* PROBLEM REQUIREMENTS
In the following listing, find the lines containing "icon" and report them.

* DATA TO EXAMINE

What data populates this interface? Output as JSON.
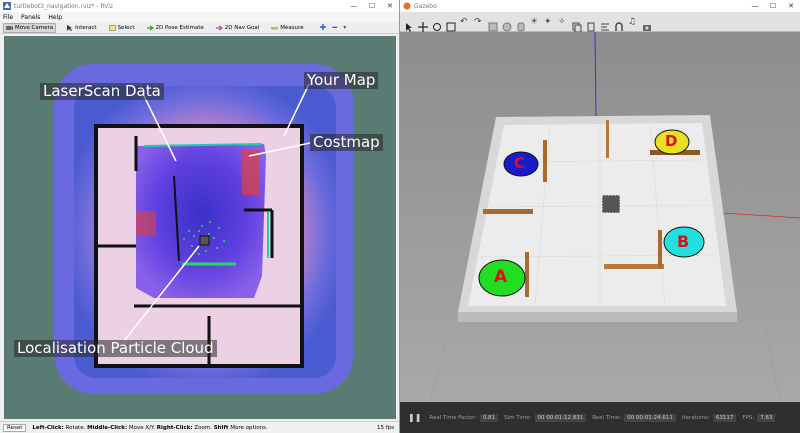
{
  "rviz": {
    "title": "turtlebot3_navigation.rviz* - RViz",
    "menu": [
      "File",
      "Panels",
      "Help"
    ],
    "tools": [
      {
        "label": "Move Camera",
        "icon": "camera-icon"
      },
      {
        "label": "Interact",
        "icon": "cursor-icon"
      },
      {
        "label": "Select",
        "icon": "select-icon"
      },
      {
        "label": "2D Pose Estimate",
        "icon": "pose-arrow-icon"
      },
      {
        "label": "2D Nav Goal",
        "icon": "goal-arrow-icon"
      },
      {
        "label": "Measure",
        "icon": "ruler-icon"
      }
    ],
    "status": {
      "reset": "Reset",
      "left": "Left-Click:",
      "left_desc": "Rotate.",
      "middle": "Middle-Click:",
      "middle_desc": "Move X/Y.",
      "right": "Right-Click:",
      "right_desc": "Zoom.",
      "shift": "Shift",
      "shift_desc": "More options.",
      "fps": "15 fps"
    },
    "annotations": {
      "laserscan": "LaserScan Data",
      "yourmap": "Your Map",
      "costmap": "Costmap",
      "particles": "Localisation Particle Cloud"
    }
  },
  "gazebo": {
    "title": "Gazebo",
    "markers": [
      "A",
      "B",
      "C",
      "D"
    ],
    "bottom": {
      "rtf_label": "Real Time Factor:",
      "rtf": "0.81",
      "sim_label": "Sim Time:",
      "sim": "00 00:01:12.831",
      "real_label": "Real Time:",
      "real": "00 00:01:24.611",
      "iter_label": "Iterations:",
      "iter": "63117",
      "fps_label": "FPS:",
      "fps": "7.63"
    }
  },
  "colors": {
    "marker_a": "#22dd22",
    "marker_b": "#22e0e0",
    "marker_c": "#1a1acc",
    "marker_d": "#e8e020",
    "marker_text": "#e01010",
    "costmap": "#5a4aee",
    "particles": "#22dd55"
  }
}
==
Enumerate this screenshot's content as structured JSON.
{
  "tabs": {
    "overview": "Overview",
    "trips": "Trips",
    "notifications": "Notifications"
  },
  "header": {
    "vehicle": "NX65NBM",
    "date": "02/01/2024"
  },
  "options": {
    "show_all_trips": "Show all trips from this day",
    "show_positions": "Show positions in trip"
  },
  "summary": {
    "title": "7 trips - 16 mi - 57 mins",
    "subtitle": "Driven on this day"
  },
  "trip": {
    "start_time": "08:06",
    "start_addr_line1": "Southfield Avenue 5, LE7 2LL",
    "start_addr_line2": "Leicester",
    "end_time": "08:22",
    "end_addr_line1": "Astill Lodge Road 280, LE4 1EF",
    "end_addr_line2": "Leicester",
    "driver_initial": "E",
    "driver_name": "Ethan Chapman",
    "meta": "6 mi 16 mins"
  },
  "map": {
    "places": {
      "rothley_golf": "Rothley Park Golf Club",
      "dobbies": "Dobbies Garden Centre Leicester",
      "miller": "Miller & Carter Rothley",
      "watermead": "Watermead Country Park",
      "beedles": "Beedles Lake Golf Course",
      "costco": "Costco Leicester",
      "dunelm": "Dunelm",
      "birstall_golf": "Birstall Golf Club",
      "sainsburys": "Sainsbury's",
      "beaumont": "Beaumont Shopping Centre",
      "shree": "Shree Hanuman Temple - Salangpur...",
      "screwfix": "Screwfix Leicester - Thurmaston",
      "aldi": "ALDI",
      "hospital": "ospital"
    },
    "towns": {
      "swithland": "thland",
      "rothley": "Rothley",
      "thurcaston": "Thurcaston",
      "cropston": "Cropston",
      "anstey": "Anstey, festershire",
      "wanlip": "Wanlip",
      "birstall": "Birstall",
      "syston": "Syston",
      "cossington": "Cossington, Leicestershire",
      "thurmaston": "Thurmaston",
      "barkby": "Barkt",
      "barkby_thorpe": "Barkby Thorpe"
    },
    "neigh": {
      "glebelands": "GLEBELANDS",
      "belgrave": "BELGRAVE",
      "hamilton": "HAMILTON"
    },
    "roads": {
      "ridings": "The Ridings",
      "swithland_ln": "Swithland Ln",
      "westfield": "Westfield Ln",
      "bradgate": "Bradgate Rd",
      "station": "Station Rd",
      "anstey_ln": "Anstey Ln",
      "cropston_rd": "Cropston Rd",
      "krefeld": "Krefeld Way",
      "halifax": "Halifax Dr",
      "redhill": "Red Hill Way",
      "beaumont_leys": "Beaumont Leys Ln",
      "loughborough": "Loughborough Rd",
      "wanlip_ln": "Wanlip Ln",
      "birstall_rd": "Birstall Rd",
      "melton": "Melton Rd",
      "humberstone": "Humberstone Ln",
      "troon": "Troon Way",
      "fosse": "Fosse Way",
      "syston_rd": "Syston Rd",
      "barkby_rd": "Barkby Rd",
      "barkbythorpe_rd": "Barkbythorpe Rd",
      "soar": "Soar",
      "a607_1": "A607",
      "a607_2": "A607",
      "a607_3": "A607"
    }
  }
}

* ANSWER SPACE
        "icon": "camera-icon"
        "icon": "cursor-icon"
        "icon": "select-icon"
        "icon": "pose-arrow-icon"
        "icon": "goal-arrow-icon"
        "icon": "ruler-icon"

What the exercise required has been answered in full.